To keep operating, Friends In Need was considering becoming part of the Rural Health Services Consortium Inc., a private nonprofit corporation operating 12 medical clinics in eight counties. But that merger never took place, and Smelser started searching for ways to generate funding to save the ailing clinic.
He approached officials with BlueCross BlueShield of Tennessee in Chattanooga, who then visited the clinic in Kingsport.
Calvin Anderson, senior vice president at BlueCross BlueShield, said Thursday he was impressed by what he saw.
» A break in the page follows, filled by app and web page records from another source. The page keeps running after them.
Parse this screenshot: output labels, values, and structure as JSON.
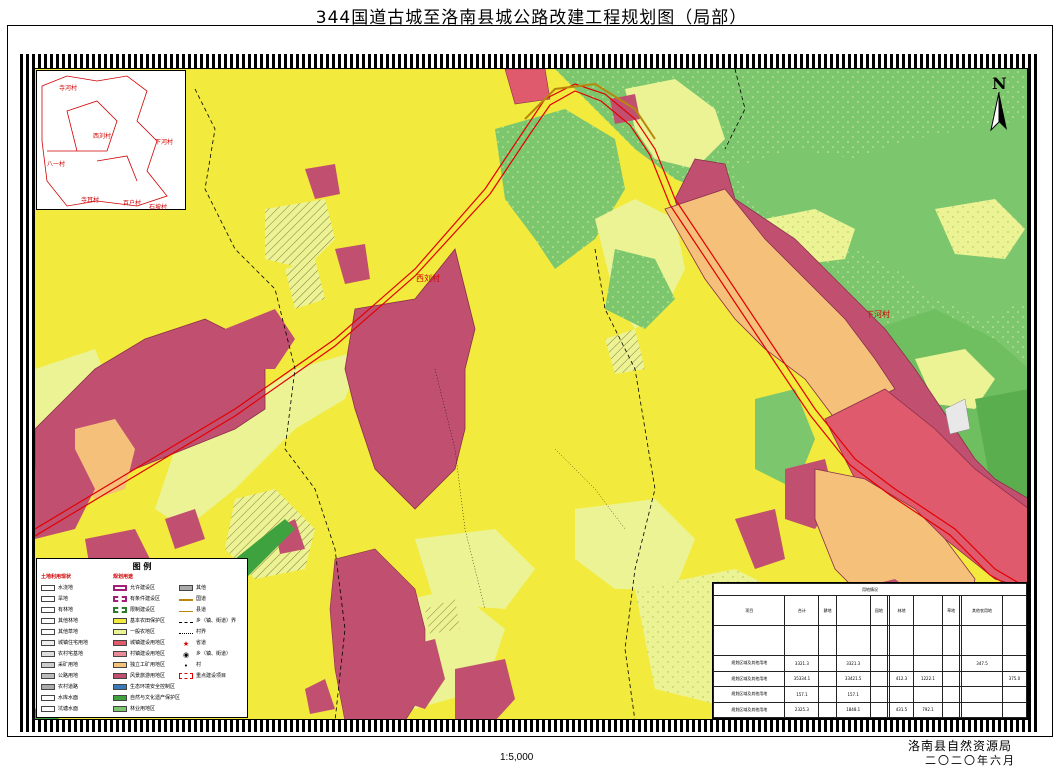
{
  "title": "344国道古城至洛南县城公路改建工程规划图（局部）",
  "scale": "1:5,000",
  "agency": "洛南县自然资源局",
  "date": "二〇二〇年六月",
  "north_label": "N",
  "villages": [
    "西刘村",
    "下河村"
  ],
  "inset_labels": [
    "寺河村",
    "西刘村",
    "下河村",
    "八一村",
    "寺耳村",
    "百户村",
    "石坡村"
  ],
  "legend": {
    "title": "图 例",
    "col1_header": "土地利用现状",
    "col2_header": "规划用途",
    "col2b_header": "土地利用规划",
    "col1": [
      "水浇地",
      "旱地",
      "有林地",
      "其他林地",
      "其他草地",
      "城镇住宅用地",
      "农村宅基地",
      "采矿用地",
      "公路用地",
      "农村道路",
      "水库水面",
      "坑塘水面"
    ],
    "col2": [
      "允许建设区",
      "有条件建设区",
      "限制建设区",
      "基本农田保护区",
      "一般农地区",
      "城镇建设用地区",
      "村镇建设用地区",
      "独立工矿用地区",
      "风景旅游用地区",
      "生态环境安全控制区",
      "自然与文化遗产保护区",
      "林业用地区"
    ],
    "col3": [
      "其他",
      "国道",
      "县道",
      "乡（镇、街道）界",
      "村界",
      "省道",
      "乡（镇、街道）",
      "村",
      "重点建设项目"
    ]
  },
  "table": {
    "title": "用地情况",
    "header": [
      "项目",
      "合计",
      "耕地",
      "",
      "园地",
      "",
      "林地",
      "",
      "草地",
      "",
      "其他农用地",
      ""
    ],
    "rows": [
      [
        "规划区域及其他用地",
        "3321.3",
        "",
        "3321.3",
        "",
        "",
        "",
        "",
        "",
        "",
        "347.5",
        ""
      ],
      [
        "规划区域及其他用地",
        "35334.1",
        "",
        "33421.5",
        "",
        "",
        "412.3",
        "1222.1",
        "",
        "",
        "",
        "375.0"
      ],
      [
        "规划区域及其他用地",
        "157.1",
        "",
        "157.1",
        "",
        "",
        "",
        "",
        "",
        "",
        "",
        ""
      ],
      [
        "规划区域及其他用地",
        "2325.3",
        "",
        "1848.1",
        "",
        "",
        "431.5",
        "792.1",
        "",
        "",
        "",
        ""
      ]
    ]
  },
  "colors": {
    "general_farmland": "#f2ea3c",
    "basic_farmland": "#ecf394",
    "forest": "#7cc76e",
    "forest_dark": "#5aae4e",
    "village": "#c14f70",
    "town": "#df5a6c",
    "orange_zone": "#f4c07a",
    "road_red": "#e30000",
    "road_green": "#3ea33e"
  }
}
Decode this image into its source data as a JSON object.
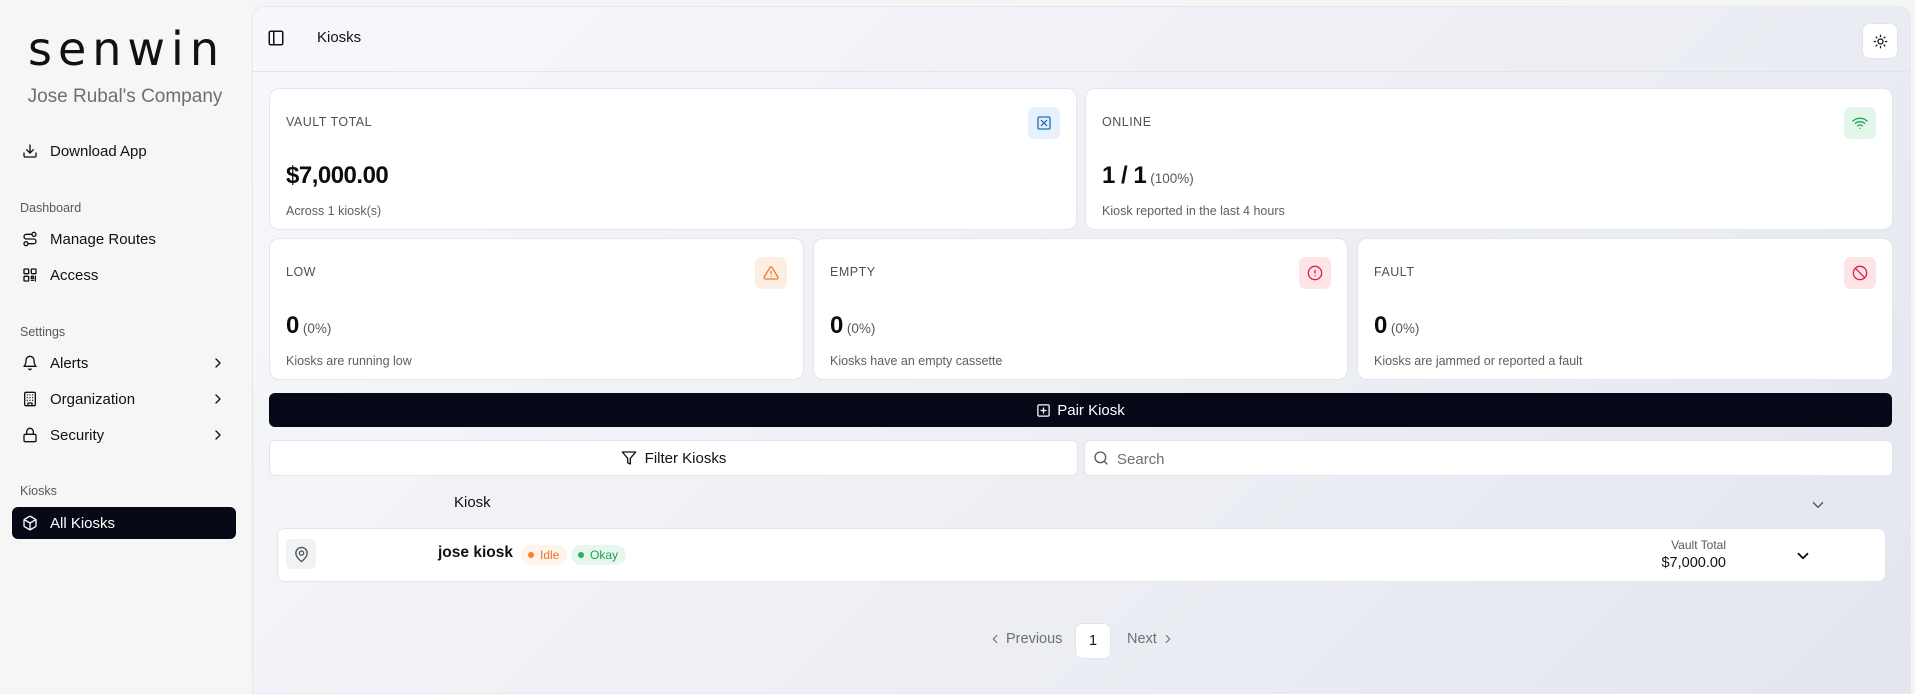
{
  "sidebar": {
    "logo": "senwin",
    "company": "Jose Rubal's Company",
    "download_label": "Download App",
    "sections": {
      "dashboard": "Dashboard",
      "settings": "Settings",
      "kiosks": "Kiosks"
    },
    "items": {
      "manage_routes": "Manage Routes",
      "access": "Access",
      "alerts": "Alerts",
      "organization": "Organization",
      "security": "Security",
      "all_kiosks": "All Kiosks"
    }
  },
  "header": {
    "title": "Kiosks"
  },
  "stats": {
    "vault": {
      "label": "VAULT TOTAL",
      "value": "$7,000.00",
      "sub": "Across 1 kiosk(s)"
    },
    "online": {
      "label": "ONLINE",
      "value": "1 / 1",
      "pct": "(100%)",
      "sub": "Kiosk reported in the last 4 hours"
    },
    "low": {
      "label": "LOW",
      "value": "0",
      "pct": "(0%)",
      "sub": "Kiosks are running low"
    },
    "empty": {
      "label": "EMPTY",
      "value": "0",
      "pct": "(0%)",
      "sub": "Kiosks have an empty cassette"
    },
    "fault": {
      "label": "FAULT",
      "value": "0",
      "pct": "(0%)",
      "sub": "Kiosks are jammed or reported a fault"
    }
  },
  "actions": {
    "pair_label": "Pair Kiosk",
    "filter_label": "Filter Kiosks",
    "search_placeholder": "Search"
  },
  "table": {
    "column_kiosk": "Kiosk",
    "rows": [
      {
        "name": "jose kiosk",
        "status_idle": "Idle",
        "status_okay": "Okay",
        "vault_label": "Vault Total",
        "vault_value": "$7,000.00"
      }
    ]
  },
  "pagination": {
    "previous": "Previous",
    "current": "1",
    "next": "Next"
  },
  "colors": {
    "accent_dark": "#050817",
    "idle": "#f5822e",
    "okay": "#22b15d",
    "fault_red": "#e11d48"
  }
}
"It is indeed refreshing to see a facility that can do the number of patient visits that it has each year, and to do the work over a broad range of services is indeed important," Anderson said. "It impressed upon us the need and the desire to partner. It wasn't just the dire straits that Mark laid out. It really was the work that was being done and what would be missed if this facility did not have an opportunity to continue."
Since its formation in 1995, Friends In Need has recorded more than 82,000 primary care visits. In 2011, the clinic set a record of 7,644 patient visits -- up 13.3 percent from 2010.
Smelser said Friends In Need has paid staff, but most of the patient visits are handled by physicians who volunteer their time to help. Smelser thanked all the volunteers who have worked with Friends In Need through the years, saying the clinic could not function without them.
But the clinic also needs funding. And Kathy Bingham, manager of the BlueCross BlueShield of Tennessee Health Foundation, said she hopes the $300,000 matching grant will "get this community on board" to help.
Smelser said the clinic has already approached several businesses and organizations in town to get their support toward the matching grant. So far, the United Way of Greater Kingsport has agreed to donate $50,000 to the clinic, while the Eastman Chemical Foundation is contributing $20,000, and Eastman Credit Union is chipping in $30,000.
"I can tell you that from the beginning, the United Way was behind Friends In Need 100 percent," said Ted Fields, president of the board of United Way of Greater Kingsport.
Etta Clark, with the Eastman Chemical Foundation, said the clinic is vital to the community.
"You don't know how valuable insurance is until you don't have it," she said.
ECU Chairman and CEO Olan Jones said contributing to Friends In Need was "a simple call."
"From our view, Friends In Need helps with quality-of-life issues simply by delivering health care to those who are employed but do not have access to health care," Jones said. "Its mission and purpose hasn't changed -- it just needed a little help."
Dr. Bob Lee, medical director of Holston Medical Group and a longtime volunteer physician with Friends In Need, said every patient should have access to health care, and the clinic helps make that happen.
"And it's an honor to be able to serve them," he said.
Andy McLeod, president of the Friends In Need board of directors, said Thursday's announcements marks the kickoff of the group's public campaign to raise the rest of the matching grant money. He noted that with the contributions from United Way, Eastman Chemical and ECU, the clinic already has raised $100,000 toward its $300,000 goal.
"We've enjoyed a large percentage of our support over the years through individual donors, and we want to grow that. This will help us do that," McLeod said. "Things change, and you're always at risk. But if you have the community behind you, you're much better off."
To make a donation online go to http://friendsinneed.org/ or call 246-0010.comments powered by Disqus